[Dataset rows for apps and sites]

-*-

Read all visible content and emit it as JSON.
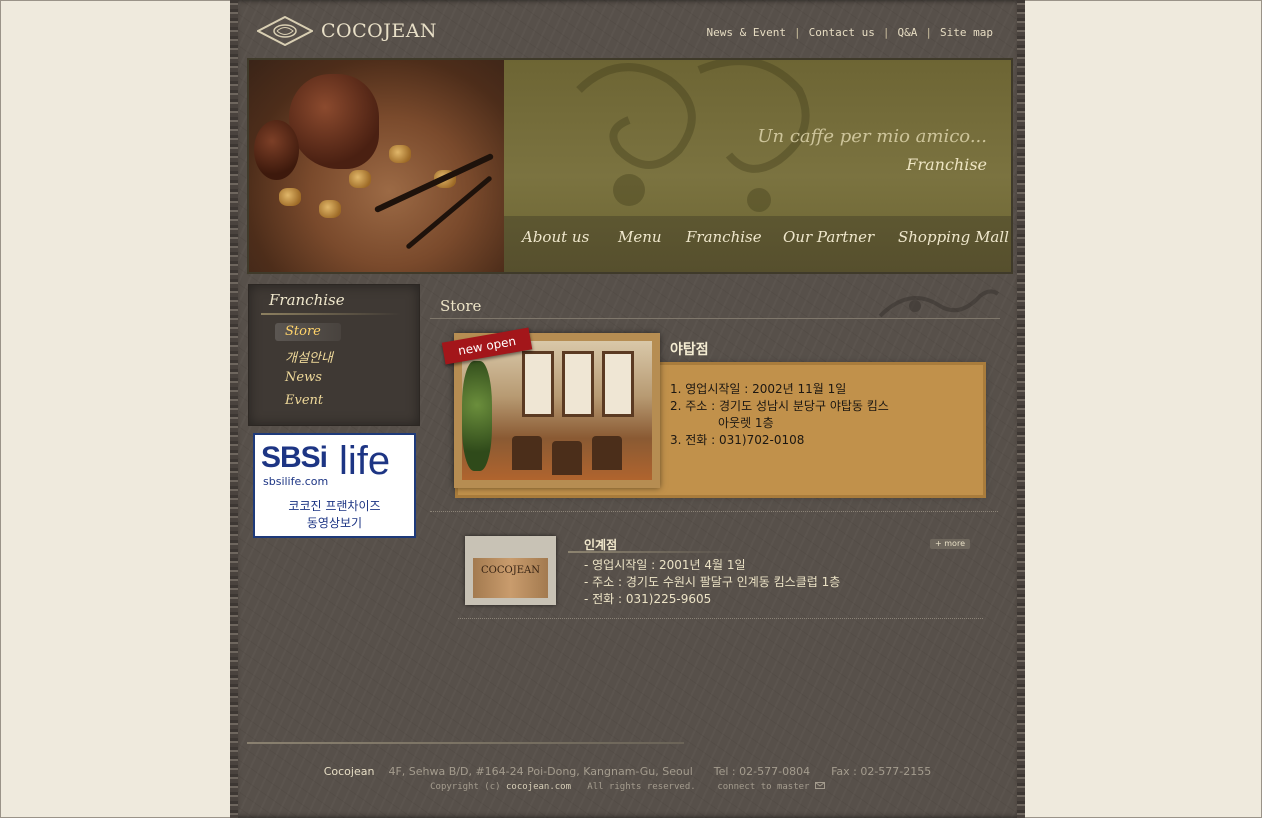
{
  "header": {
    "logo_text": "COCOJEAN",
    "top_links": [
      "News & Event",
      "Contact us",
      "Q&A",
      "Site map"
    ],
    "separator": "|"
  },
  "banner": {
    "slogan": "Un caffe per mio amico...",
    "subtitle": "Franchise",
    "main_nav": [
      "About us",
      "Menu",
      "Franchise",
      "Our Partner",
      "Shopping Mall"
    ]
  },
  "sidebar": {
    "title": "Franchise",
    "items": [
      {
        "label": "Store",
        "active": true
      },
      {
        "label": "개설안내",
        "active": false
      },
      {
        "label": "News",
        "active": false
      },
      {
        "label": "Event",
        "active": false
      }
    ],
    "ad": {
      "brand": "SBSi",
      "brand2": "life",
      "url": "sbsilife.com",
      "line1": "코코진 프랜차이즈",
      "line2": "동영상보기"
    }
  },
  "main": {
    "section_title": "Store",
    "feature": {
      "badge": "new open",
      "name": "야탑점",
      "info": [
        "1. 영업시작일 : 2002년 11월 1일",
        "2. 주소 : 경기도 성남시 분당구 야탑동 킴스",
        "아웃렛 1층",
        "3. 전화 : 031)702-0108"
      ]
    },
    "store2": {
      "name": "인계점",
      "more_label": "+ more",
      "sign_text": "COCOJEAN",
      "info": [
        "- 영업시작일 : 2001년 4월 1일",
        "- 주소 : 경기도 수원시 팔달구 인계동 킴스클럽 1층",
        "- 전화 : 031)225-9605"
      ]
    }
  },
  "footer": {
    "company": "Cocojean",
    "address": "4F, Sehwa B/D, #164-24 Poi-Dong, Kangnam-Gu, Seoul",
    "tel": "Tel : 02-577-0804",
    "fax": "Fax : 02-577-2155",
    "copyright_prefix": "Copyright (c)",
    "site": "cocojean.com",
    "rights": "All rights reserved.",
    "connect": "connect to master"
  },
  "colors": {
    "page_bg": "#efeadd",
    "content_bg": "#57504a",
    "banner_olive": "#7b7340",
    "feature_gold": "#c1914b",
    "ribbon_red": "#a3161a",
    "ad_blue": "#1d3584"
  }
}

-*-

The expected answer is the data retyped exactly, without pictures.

Read all visible content and emit it as JSON.
{
  "header": {
    "logo_text": "COCOJEAN",
    "top_links": [
      "News & Event",
      "Contact us",
      "Q&A",
      "Site map"
    ],
    "separator": "|"
  },
  "banner": {
    "slogan": "Un caffe per mio amico...",
    "subtitle": "Franchise",
    "main_nav": [
      "About us",
      "Menu",
      "Franchise",
      "Our Partner",
      "Shopping Mall"
    ]
  },
  "sidebar": {
    "title": "Franchise",
    "items": [
      {
        "label": "Store",
        "active": true
      },
      {
        "label": "개설안내",
        "active": false
      },
      {
        "label": "News",
        "active": false
      },
      {
        "label": "Event",
        "active": false
      }
    ],
    "ad": {
      "brand": "SBSi",
      "brand2": "life",
      "url": "sbsilife.com",
      "line1": "코코진 프랜차이즈",
      "line2": "동영상보기"
    }
  },
  "main": {
    "section_title": "Store",
    "feature": {
      "badge": "new open",
      "name": "야탑점",
      "info": [
        "1. 영업시작일 : 2002년 11월 1일",
        "2. 주소 : 경기도 성남시 분당구 야탑동 킴스",
        "아웃렛 1층",
        "3. 전화 : 031)702-0108"
      ]
    },
    "store2": {
      "name": "인계점",
      "more_label": "+ more",
      "sign_text": "COCOJEAN",
      "info": [
        "- 영업시작일 : 2001년 4월 1일",
        "- 주소 : 경기도 수원시 팔달구 인계동 킴스클럽 1층",
        "- 전화 : 031)225-9605"
      ]
    }
  },
  "footer": {
    "company": "Cocojean",
    "address": "4F, Sehwa B/D, #164-24 Poi-Dong, Kangnam-Gu, Seoul",
    "tel": "Tel : 02-577-0804",
    "fax": "Fax : 02-577-2155",
    "copyright_prefix": "Copyright (c)",
    "site": "cocojean.com",
    "rights": "All rights reserved.",
    "connect": "connect to master"
  },
  "colors": {
    "page_bg": "#efeadd",
    "content_bg": "#57504a",
    "banner_olive": "#7b7340",
    "feature_gold": "#c1914b",
    "ribbon_red": "#a3161a",
    "ad_blue": "#1d3584"
  }
}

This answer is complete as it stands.